Task to carry out ::
Retype the records exactly, with nothing added or dropped.

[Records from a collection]
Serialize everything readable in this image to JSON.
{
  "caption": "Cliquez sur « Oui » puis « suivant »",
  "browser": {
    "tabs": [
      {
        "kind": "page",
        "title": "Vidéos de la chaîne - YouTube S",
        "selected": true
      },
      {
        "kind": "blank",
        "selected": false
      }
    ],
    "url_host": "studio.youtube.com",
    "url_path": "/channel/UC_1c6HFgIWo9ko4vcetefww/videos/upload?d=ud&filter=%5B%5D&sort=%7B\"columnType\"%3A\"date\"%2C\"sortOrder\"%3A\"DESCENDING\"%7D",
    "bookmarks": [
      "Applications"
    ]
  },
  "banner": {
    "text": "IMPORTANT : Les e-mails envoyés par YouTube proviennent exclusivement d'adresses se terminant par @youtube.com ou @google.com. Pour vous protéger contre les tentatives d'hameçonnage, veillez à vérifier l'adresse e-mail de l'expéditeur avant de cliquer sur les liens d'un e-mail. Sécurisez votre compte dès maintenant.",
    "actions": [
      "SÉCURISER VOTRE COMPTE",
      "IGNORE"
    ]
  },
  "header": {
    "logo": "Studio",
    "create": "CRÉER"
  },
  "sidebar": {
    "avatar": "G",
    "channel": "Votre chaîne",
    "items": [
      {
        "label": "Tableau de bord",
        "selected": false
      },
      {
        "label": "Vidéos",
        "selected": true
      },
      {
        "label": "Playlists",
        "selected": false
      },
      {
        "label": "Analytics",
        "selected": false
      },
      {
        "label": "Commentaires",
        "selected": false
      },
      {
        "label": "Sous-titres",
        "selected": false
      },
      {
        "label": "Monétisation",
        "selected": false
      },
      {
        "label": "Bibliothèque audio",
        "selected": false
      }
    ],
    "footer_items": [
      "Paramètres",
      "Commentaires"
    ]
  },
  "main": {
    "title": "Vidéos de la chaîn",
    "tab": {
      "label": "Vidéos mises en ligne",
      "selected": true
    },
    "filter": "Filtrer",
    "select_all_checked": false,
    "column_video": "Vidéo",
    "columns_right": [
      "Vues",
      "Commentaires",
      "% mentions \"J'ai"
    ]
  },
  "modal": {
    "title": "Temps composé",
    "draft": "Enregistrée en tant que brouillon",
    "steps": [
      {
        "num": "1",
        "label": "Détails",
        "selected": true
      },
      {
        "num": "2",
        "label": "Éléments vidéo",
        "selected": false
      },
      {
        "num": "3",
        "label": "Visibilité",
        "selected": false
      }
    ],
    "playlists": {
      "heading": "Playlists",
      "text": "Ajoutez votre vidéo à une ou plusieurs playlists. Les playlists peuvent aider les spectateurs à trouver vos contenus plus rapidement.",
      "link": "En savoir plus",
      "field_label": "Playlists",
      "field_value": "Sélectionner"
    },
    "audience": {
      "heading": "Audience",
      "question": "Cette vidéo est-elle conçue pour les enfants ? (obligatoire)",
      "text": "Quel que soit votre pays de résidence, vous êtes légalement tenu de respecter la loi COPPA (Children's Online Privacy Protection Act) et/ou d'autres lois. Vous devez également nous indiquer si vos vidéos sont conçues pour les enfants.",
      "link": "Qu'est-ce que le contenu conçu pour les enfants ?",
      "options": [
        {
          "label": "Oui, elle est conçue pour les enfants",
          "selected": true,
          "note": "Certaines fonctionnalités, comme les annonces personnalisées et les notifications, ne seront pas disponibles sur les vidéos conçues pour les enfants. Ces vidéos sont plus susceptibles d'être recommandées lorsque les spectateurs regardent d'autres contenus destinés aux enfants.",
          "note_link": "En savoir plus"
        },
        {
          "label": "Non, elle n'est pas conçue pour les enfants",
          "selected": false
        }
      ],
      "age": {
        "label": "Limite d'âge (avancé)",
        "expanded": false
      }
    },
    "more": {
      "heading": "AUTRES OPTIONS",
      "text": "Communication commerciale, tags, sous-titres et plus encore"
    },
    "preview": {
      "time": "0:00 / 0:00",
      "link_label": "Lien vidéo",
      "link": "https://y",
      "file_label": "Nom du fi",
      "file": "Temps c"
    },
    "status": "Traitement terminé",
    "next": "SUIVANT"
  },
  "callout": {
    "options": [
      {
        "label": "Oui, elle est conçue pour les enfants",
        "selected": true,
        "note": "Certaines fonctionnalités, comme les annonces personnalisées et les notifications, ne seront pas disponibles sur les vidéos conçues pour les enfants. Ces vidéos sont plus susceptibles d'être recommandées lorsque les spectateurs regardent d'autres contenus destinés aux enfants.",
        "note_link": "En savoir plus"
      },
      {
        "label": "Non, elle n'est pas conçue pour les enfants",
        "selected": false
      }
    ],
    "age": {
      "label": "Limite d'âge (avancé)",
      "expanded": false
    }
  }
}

Answer section ::
Serialize everything readable in this image to JSON.
{
  "caption": "Cliquez sur « Oui » puis « suivant »",
  "browser": {
    "tabs": [
      {
        "kind": "page",
        "title": "Vidéos de la chaîne - YouTube S",
        "selected": true
      },
      {
        "kind": "blank",
        "selected": false
      }
    ],
    "url_host": "studio.youtube.com",
    "url_path": "/channel/UC_1c6HFgIWo9ko4vcetefww/videos/upload?d=ud&filter=%5B%5D&sort=%7B\"columnType\"%3A\"date\"%2C\"sortOrder\"%3A\"DESCENDING\"%7D",
    "bookmarks": [
      "Applications"
    ]
  },
  "banner": {
    "text": "IMPORTANT : Les e-mails envoyés par YouTube proviennent exclusivement d'adresses se terminant par @youtube.com ou @google.com. Pour vous protéger contre les tentatives d'hameçonnage, veillez à vérifier l'adresse e-mail de l'expéditeur avant de cliquer sur les liens d'un e-mail. Sécurisez votre compte dès maintenant.",
    "actions": [
      "SÉCURISER VOTRE COMPTE",
      "IGNORE"
    ]
  },
  "header": {
    "logo": "Studio",
    "create": "CRÉER"
  },
  "sidebar": {
    "avatar": "G",
    "channel": "Votre chaîne",
    "items": [
      {
        "label": "Tableau de bord",
        "selected": false
      },
      {
        "label": "Vidéos",
        "selected": true
      },
      {
        "label": "Playlists",
        "selected": false
      },
      {
        "label": "Analytics",
        "selected": false
      },
      {
        "label": "Commentaires",
        "selected": false
      },
      {
        "label": "Sous-titres",
        "selected": false
      },
      {
        "label": "Monétisation",
        "selected": false
      },
      {
        "label": "Bibliothèque audio",
        "selected": false
      }
    ],
    "footer_items": [
      "Paramètres",
      "Commentaires"
    ]
  },
  "main": {
    "title": "Vidéos de la chaîn",
    "tab": {
      "label": "Vidéos mises en ligne",
      "selected": true
    },
    "filter": "Filtrer",
    "select_all_checked": false,
    "column_video": "Vidéo",
    "columns_right": [
      "Vues",
      "Commentaires",
      "% mentions \"J'ai"
    ]
  },
  "modal": {
    "title": "Temps composé",
    "draft": "Enregistrée en tant que brouillon",
    "steps": [
      {
        "num": "1",
        "label": "Détails",
        "selected": true
      },
      {
        "num": "2",
        "label": "Éléments vidéo",
        "selected": false
      },
      {
        "num": "3",
        "label": "Visibilité",
        "selected": false
      }
    ],
    "playlists": {
      "heading": "Playlists",
      "text": "Ajoutez votre vidéo à une ou plusieurs playlists. Les playlists peuvent aider les spectateurs à trouver vos contenus plus rapidement.",
      "link": "En savoir plus",
      "field_label": "Playlists",
      "field_value": "Sélectionner"
    },
    "audience": {
      "heading": "Audience",
      "question": "Cette vidéo est-elle conçue pour les enfants ? (obligatoire)",
      "text": "Quel que soit votre pays de résidence, vous êtes légalement tenu de respecter la loi COPPA (Children's Online Privacy Protection Act) et/ou d'autres lois. Vous devez également nous indiquer si vos vidéos sont conçues pour les enfants.",
      "link": "Qu'est-ce que le contenu conçu pour les enfants ?",
      "options": [
        {
          "label": "Oui, elle est conçue pour les enfants",
          "selected": true,
          "note": "Certaines fonctionnalités, comme les annonces personnalisées et les notifications, ne seront pas disponibles sur les vidéos conçues pour les enfants. Ces vidéos sont plus susceptibles d'être recommandées lorsque les spectateurs regardent d'autres contenus destinés aux enfants.",
          "note_link": "En savoir plus"
        },
        {
          "label": "Non, elle n'est pas conçue pour les enfants",
          "selected": false
        }
      ],
      "age": {
        "label": "Limite d'âge (avancé)",
        "expanded": false
      }
    },
    "more": {
      "heading": "AUTRES OPTIONS",
      "text": "Communication commerciale, tags, sous-titres et plus encore"
    },
    "preview": {
      "time": "0:00 / 0:00",
      "link_label": "Lien vidéo",
      "link": "https://y",
      "file_label": "Nom du fi",
      "file": "Temps c"
    },
    "status": "Traitement terminé",
    "next": "SUIVANT"
  },
  "callout": {
    "options": [
      {
        "label": "Oui, elle est conçue pour les enfants",
        "selected": true,
        "note": "Certaines fonctionnalités, comme les annonces personnalisées et les notifications, ne seront pas disponibles sur les vidéos conçues pour les enfants. Ces vidéos sont plus susceptibles d'être recommandées lorsque les spectateurs regardent d'autres contenus destinés aux enfants.",
        "note_link": "En savoir plus"
      },
      {
        "label": "Non, elle n'est pas conçue pour les enfants",
        "selected": false
      }
    ],
    "age": {
      "label": "Limite d'âge (avancé)",
      "expanded": false
    }
  }
}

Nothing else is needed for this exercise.